So, you have an estate plan, you’ve had numerous conversations with your partner about his or her wishes regarding after-death plans for property and person. You’d think that would be enough, but many surviving spouses are finding there are headaches galore in untangling banking accounts and on-line bill pay, internet user names and passwords, and estate tax questions. Losing someone you love is hard enough. No one needs to suffer through this aggravation. A thorough, modern estate plan considers digital assets such as these, and our firm is on the cutting edge of this kind of planning. Give us a call for assistance in creating an estate plan that meets all of your needs, or to help you in untangling online and digital assets issues following the death of a spouse. The Wall Street Journal had an excellent article that provides clarity on this complex issue, http://online.wsj.com/article_email/SB10001424127887323644904578272352355489198-IMyQjAxMTAzMDAwMjEwNDIyWj.html?mod=wsj_share_email&goback=%2Egde_158792_member_21056637

 

Let your heirs take to the air when you pass along frequent flier miles

February 1, 2013

Have you ever thought about what happens to your frequent flier miles after your death? Believe it or not, frequent flier miles are an estate asset, just like your house or bank accounts, and they often can be bequeathed to another person in an estate plan.

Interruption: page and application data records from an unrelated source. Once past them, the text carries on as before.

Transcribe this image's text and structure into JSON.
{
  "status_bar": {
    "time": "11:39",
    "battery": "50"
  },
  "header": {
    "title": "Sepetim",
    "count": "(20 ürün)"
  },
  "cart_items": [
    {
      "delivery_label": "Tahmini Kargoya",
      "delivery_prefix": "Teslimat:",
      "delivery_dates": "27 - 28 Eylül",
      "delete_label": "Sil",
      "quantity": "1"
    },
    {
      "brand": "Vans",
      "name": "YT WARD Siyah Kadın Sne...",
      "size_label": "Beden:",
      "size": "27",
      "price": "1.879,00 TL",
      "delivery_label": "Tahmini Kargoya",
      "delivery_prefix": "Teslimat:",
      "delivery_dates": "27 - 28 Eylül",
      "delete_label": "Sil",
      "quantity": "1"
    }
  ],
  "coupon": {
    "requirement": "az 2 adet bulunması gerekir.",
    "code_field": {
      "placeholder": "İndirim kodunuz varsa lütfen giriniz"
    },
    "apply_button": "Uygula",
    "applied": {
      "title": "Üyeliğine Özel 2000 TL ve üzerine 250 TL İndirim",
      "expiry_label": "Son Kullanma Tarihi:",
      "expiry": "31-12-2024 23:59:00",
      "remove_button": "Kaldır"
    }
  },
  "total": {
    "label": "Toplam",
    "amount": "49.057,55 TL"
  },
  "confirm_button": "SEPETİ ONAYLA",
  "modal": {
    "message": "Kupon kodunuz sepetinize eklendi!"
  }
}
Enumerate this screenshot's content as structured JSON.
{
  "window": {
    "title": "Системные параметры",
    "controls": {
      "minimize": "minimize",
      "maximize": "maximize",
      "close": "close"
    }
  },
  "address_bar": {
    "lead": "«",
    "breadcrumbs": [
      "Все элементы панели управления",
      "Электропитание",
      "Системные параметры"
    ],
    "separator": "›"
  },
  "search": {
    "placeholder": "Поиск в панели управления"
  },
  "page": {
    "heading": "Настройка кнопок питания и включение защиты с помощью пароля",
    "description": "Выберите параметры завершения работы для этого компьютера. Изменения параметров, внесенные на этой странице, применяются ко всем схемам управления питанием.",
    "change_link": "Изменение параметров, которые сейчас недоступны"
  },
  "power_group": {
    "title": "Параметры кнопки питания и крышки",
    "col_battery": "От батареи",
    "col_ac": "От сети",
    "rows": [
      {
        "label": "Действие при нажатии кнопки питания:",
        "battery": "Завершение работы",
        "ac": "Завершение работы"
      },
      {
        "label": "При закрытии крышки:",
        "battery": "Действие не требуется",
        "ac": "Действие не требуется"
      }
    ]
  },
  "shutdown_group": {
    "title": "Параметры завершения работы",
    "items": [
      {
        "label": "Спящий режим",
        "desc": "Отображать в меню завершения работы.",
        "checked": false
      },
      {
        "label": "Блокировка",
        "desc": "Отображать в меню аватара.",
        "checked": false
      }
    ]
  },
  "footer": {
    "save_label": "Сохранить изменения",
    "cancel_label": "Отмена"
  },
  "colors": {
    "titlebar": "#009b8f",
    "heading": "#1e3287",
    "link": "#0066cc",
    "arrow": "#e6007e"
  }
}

Although not all airlines accept this transfer, many do, so we encourage our clients to considering passing on those miles in a will or trust.

A great article to learn more about the afterlife of frequent flier miles is located at http://travel.nytimes.com/2012/11/25/travel/the-afterlife-of-your-frequent-flier-miles.html

Mickey Rooney’s Cautionary Tale

November 17, 2012

Just finished reading an article in the American Academy of Estate Planning Attorneys website about movie and Broadway great Mickey Rooney, who was fleeced of his fortune by his own son. So sad, and unfortunately, becoming increasingly common. It is important to understand that elder abuse is more than physical or emotional abuse; it can also be financial abuse. Think carefully and discuss with your attorney when choosing a power of attorney or trustee, or when thinking about joint titling your accounts.  For someone who might be experiencing elder financial abuse, speak with an attorney. Click here  to read more about Mickey Rooney’s Cautionary Tale: http://www.aaepa.com/blog/2012/10/mickey-rooneys-cautionary-tale/?inf_contact_key=7c1a2532e4c9d4798626093ac1309bf5f498a0cca97ebf836c6aad7dd1b62967

 

Good news for Seniors with Special Needs

October 27th, 2012

The Third Circuit Federal Court of Appeals recently held that Special Needs Pooled Trusts are indeed available to individuals 65 and older. The court also held that a charity which sponsors such a trust may retain 100 percent of the remainder of the trust once a beneficiary dies. This means no Medicaid payback is required after the death of the beneficiary. As this is the only Special Needs Trust that can be created for a disabled person 65 and older, this is great news for disabled seniors who would otherwise qualify for Medicaid. See Pooled Trusts: Third Circuit Decision of Note, available at:  www.aaepa.com/blog/12/10/pooled-trusts-circuit-decision-note/?inf_contact_key=7d2e6d2442d83555d1d9c005211c240a71cb6efba130a93388706e406f4216092